» DIRECTIONS FOR THIS TASK: In the records below, which lines include "System"? Copy them.

Excerpts from a dataset
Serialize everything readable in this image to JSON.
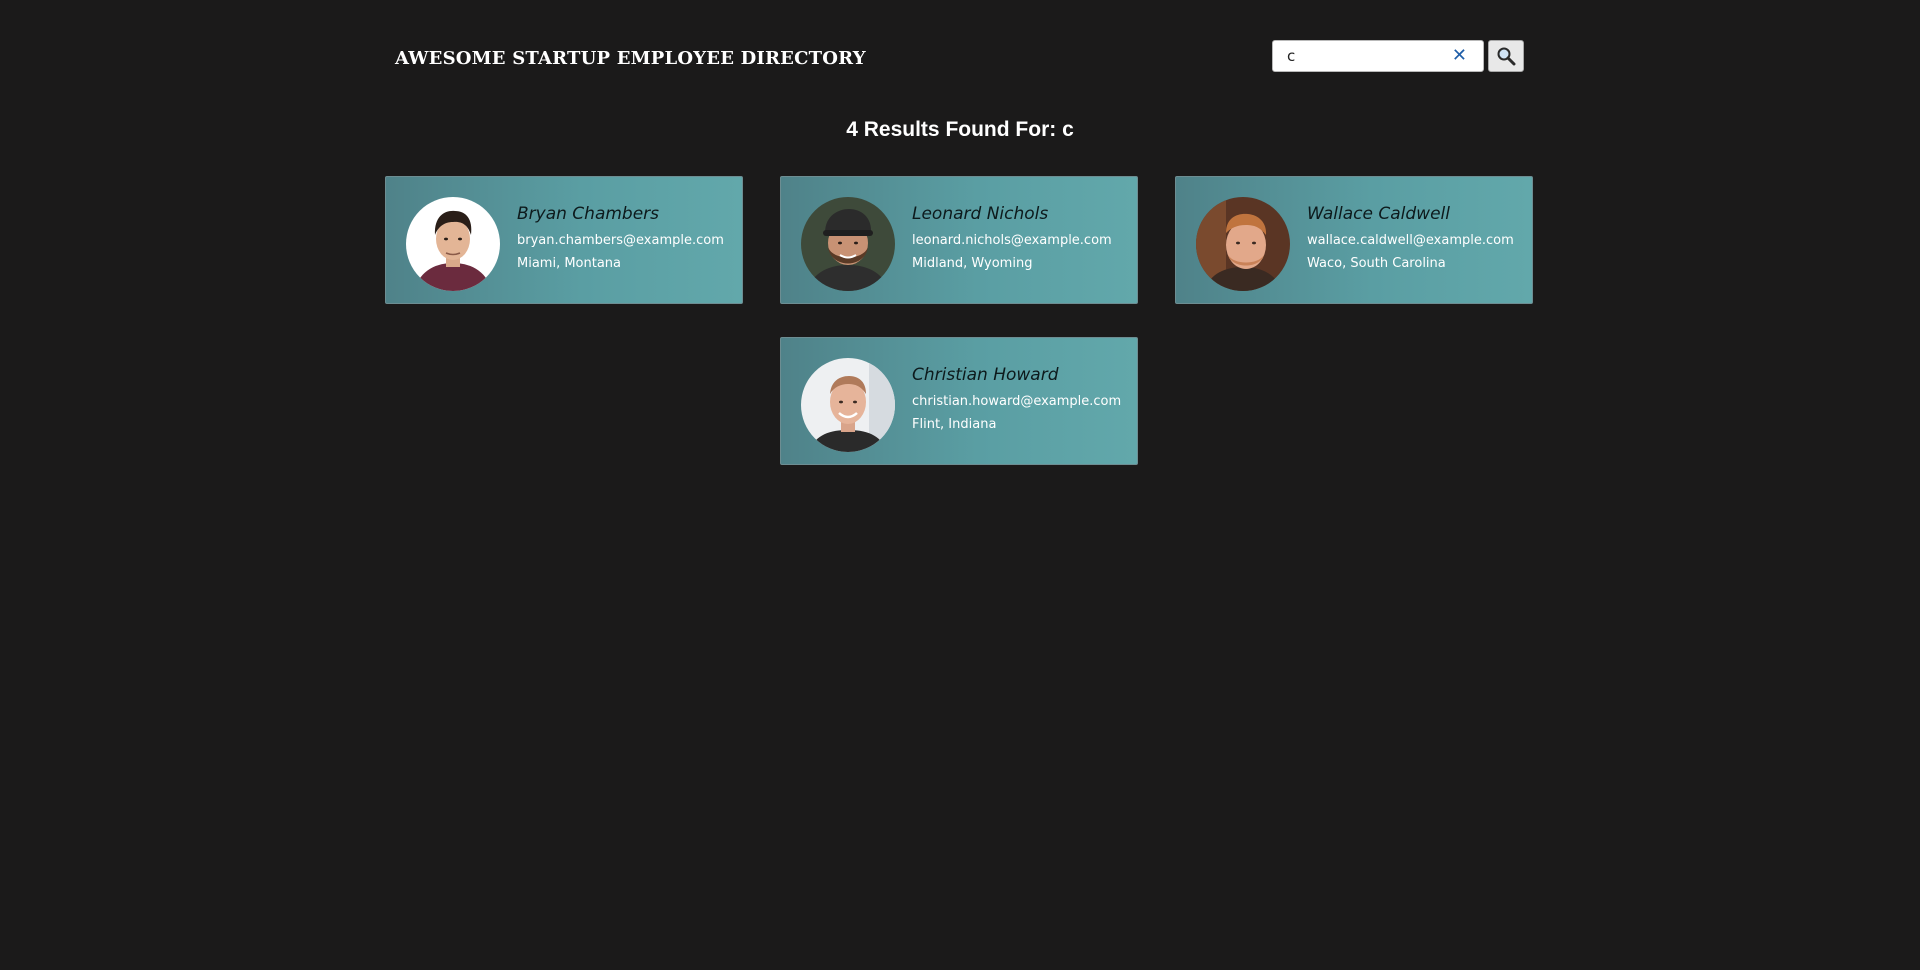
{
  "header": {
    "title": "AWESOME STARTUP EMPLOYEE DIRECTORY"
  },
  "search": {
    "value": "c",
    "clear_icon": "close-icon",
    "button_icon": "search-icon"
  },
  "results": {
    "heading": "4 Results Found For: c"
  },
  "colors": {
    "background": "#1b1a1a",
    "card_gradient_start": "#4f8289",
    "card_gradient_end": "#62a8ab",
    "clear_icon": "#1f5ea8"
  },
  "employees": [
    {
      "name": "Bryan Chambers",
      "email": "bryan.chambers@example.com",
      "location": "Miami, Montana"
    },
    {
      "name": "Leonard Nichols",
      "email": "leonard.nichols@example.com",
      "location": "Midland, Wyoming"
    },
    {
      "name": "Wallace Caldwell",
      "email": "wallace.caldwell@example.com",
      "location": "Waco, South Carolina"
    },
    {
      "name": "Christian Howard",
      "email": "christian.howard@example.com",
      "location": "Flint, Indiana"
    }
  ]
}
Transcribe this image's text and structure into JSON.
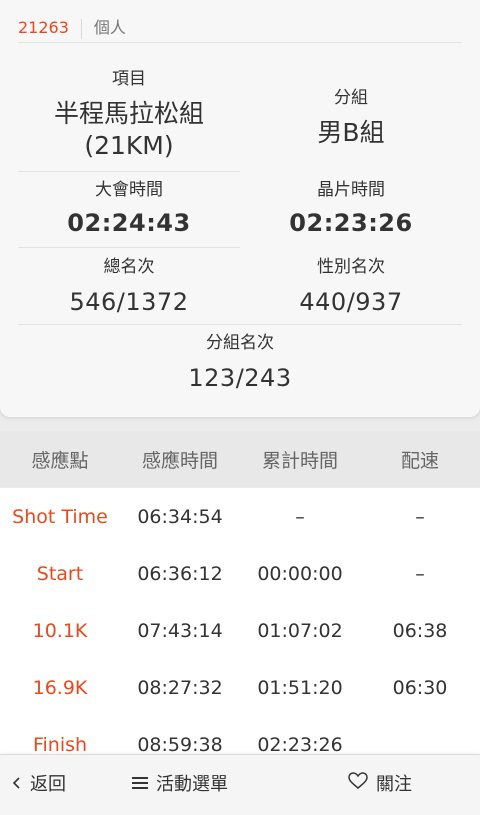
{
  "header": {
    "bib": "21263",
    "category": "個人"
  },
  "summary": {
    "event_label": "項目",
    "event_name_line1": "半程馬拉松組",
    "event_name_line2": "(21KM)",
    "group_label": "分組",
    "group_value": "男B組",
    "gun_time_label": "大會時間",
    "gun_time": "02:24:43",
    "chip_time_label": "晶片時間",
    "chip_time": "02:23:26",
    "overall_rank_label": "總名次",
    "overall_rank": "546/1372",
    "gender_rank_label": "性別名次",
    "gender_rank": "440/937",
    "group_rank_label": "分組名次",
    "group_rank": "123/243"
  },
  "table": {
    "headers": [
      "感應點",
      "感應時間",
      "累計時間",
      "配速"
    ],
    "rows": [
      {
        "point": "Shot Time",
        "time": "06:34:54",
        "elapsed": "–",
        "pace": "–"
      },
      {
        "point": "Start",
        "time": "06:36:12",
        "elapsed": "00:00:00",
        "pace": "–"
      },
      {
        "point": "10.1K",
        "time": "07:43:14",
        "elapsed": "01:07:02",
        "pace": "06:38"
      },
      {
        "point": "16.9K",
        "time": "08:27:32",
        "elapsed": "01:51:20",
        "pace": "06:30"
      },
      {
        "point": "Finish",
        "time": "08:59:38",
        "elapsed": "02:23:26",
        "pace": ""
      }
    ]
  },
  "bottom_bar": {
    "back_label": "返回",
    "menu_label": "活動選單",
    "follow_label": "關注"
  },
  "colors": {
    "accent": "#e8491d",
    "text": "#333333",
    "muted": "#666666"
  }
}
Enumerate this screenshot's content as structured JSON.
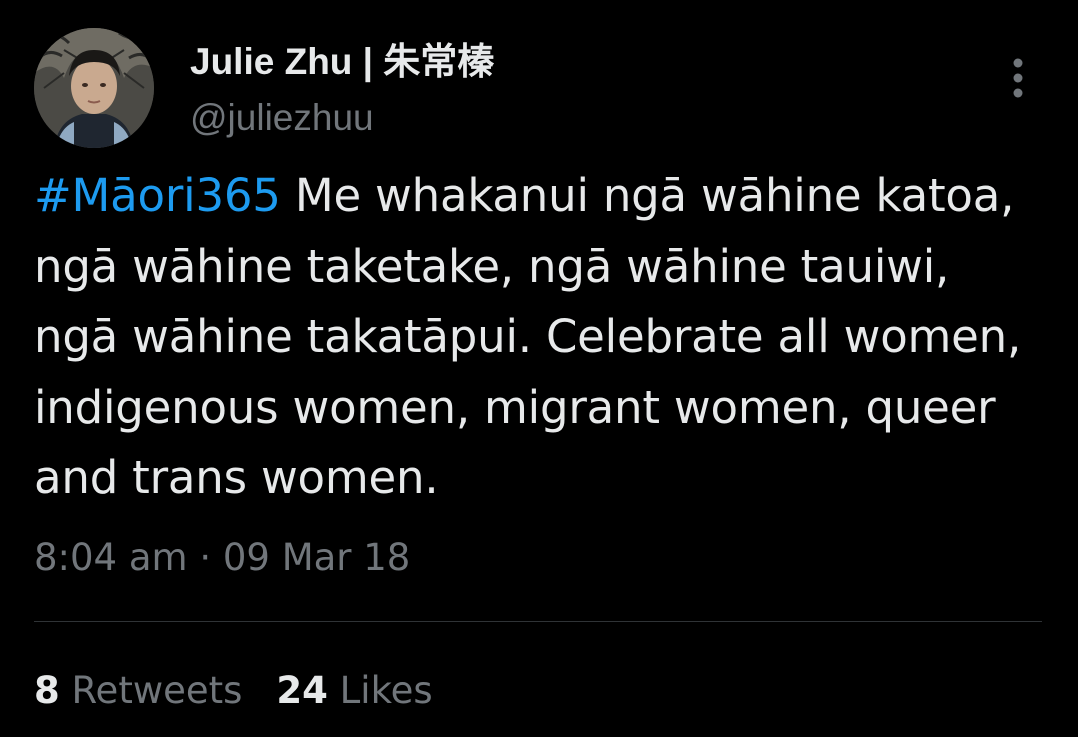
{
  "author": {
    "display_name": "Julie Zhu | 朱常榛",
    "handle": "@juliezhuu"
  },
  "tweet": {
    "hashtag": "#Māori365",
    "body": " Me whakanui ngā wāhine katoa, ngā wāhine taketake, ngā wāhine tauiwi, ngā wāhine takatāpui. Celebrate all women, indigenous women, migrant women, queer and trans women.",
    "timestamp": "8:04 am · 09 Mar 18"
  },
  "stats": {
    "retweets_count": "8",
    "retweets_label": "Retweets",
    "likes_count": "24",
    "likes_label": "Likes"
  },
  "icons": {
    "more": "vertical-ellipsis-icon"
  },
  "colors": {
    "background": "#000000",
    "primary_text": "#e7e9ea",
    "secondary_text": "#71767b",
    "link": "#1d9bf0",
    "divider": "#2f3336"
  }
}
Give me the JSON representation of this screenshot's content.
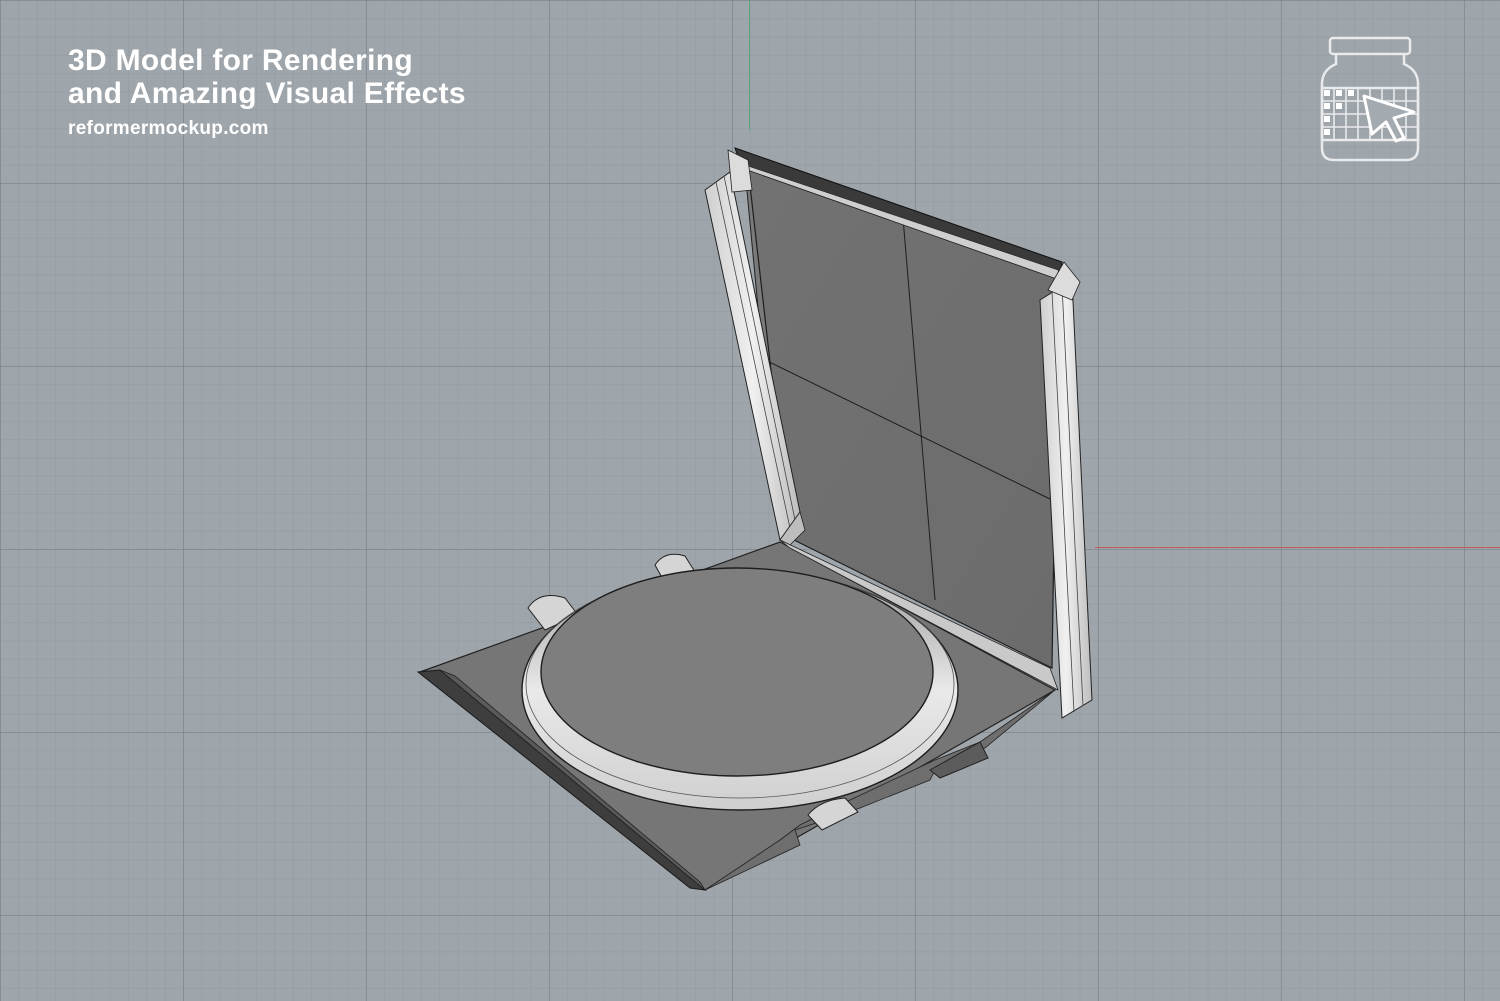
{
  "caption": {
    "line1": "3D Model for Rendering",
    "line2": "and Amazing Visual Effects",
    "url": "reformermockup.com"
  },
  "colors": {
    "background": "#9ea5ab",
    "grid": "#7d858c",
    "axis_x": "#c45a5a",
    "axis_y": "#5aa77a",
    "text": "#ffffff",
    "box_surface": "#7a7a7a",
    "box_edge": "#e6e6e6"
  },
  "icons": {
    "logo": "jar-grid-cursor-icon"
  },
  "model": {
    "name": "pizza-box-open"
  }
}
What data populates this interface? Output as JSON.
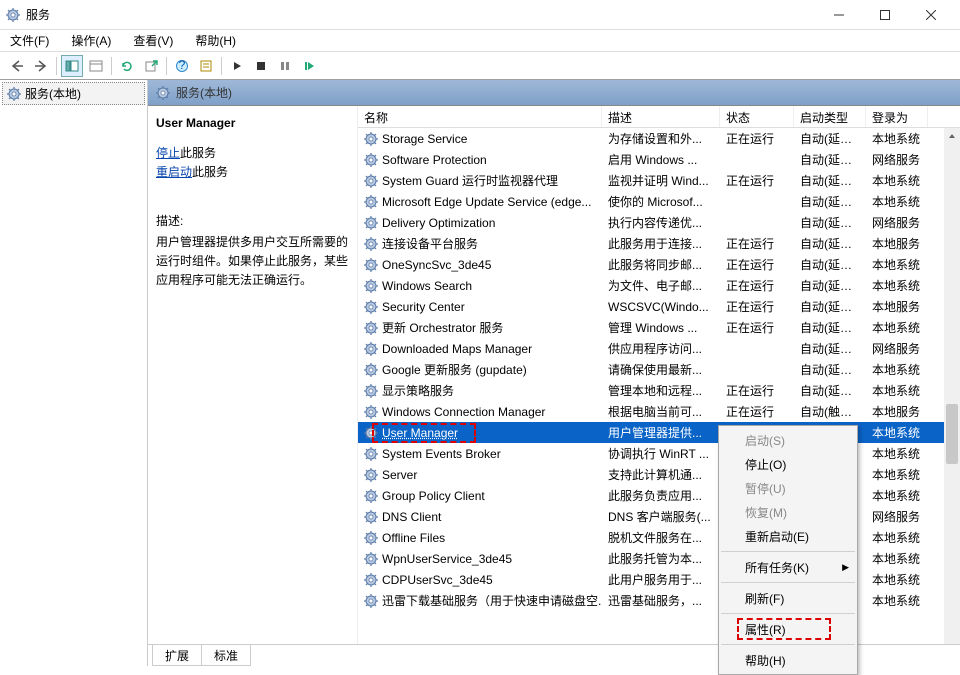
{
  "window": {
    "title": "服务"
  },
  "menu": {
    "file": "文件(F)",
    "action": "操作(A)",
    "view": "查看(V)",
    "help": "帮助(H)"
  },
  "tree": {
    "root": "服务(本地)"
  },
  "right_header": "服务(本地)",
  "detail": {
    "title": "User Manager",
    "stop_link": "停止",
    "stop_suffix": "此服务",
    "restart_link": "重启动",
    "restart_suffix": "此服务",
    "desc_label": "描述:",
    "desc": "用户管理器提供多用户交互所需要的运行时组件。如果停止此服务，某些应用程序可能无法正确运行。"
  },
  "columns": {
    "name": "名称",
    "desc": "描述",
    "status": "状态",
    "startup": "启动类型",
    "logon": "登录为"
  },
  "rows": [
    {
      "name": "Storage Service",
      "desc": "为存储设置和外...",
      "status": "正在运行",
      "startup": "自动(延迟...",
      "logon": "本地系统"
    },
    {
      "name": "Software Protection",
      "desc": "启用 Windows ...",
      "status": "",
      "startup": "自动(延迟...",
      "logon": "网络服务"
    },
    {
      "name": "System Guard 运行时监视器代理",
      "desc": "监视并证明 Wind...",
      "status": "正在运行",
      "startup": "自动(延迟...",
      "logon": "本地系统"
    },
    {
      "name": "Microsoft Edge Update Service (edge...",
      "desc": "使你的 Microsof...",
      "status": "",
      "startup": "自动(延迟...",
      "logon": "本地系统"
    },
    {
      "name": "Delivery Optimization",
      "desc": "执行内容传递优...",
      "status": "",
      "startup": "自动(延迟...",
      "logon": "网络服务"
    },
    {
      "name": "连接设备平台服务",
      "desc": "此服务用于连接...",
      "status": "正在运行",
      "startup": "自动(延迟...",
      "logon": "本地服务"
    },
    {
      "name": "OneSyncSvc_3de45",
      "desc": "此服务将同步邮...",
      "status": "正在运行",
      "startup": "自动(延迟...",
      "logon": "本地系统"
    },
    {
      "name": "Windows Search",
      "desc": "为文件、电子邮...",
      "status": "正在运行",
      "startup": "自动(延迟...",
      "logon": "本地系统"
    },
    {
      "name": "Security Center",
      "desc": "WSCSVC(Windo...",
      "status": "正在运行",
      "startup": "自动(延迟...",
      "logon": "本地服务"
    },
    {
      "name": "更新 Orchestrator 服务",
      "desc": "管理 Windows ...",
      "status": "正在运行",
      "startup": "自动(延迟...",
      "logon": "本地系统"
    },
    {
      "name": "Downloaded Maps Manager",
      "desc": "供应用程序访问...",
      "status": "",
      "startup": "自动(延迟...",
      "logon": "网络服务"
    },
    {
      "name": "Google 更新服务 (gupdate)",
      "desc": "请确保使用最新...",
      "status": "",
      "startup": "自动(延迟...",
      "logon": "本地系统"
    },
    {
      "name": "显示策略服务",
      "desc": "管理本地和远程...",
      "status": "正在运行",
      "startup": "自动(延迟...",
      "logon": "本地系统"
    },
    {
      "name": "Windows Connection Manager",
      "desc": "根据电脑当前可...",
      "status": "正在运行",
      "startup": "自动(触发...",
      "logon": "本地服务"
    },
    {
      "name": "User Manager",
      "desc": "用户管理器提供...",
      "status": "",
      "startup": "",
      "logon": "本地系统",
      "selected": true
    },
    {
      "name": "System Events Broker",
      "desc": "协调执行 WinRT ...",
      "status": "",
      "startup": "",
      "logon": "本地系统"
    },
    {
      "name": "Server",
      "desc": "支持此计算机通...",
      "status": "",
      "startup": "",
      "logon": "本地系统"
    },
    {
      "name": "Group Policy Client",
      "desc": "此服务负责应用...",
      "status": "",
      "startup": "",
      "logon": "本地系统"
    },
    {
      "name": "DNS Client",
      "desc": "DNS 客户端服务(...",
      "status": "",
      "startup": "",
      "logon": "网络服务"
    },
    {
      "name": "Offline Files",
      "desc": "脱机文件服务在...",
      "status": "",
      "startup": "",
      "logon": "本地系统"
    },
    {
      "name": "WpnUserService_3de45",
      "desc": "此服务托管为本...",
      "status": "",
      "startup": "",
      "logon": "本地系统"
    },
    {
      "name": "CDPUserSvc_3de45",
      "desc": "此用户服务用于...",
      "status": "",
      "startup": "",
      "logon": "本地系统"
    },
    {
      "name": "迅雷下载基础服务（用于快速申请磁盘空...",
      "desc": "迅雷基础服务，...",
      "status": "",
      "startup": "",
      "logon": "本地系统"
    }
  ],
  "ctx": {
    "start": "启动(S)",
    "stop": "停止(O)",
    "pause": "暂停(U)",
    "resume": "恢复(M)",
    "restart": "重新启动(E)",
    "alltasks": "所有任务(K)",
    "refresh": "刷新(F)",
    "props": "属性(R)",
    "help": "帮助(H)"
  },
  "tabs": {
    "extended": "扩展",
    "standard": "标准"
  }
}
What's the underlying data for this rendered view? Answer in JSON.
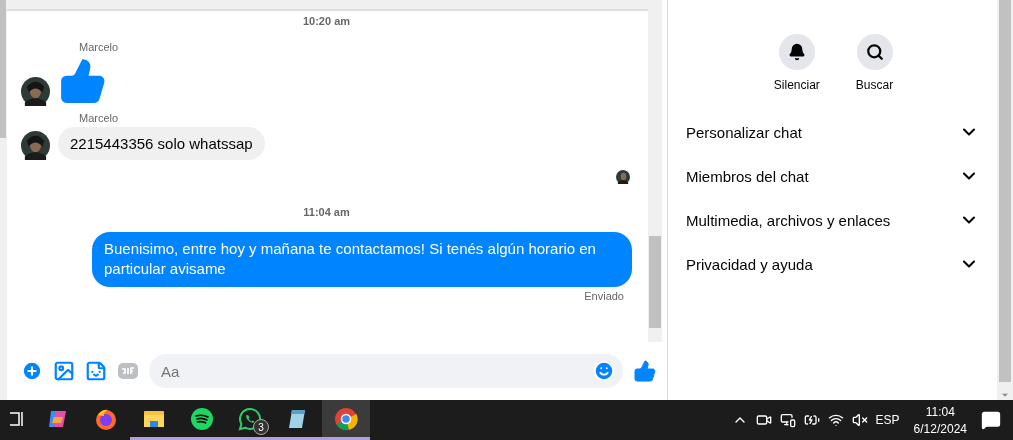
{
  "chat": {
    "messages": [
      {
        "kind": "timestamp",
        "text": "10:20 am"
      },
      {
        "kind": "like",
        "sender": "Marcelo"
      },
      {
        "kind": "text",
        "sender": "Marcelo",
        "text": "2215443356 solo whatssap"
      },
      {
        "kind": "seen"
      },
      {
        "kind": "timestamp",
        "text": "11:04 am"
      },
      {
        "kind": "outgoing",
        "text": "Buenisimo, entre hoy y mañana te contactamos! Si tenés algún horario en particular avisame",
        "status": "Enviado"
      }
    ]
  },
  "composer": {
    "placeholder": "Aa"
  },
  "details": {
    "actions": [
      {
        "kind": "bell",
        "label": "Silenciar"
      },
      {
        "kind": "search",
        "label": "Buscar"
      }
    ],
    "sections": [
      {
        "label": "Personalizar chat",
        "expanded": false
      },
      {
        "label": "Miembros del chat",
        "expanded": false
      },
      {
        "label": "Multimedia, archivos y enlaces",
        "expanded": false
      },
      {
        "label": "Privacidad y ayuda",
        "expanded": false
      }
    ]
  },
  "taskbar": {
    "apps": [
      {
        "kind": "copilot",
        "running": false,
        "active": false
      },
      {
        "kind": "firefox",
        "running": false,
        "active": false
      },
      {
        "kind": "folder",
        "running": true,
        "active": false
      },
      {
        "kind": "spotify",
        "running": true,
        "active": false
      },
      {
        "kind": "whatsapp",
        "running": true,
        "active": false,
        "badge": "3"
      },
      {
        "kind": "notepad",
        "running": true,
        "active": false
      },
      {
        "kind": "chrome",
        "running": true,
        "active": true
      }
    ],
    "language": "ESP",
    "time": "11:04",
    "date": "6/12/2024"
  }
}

» TASK OUTPUT:
      "name": "System Guard 运行时监视器代理",
      "name": "System Events Broker",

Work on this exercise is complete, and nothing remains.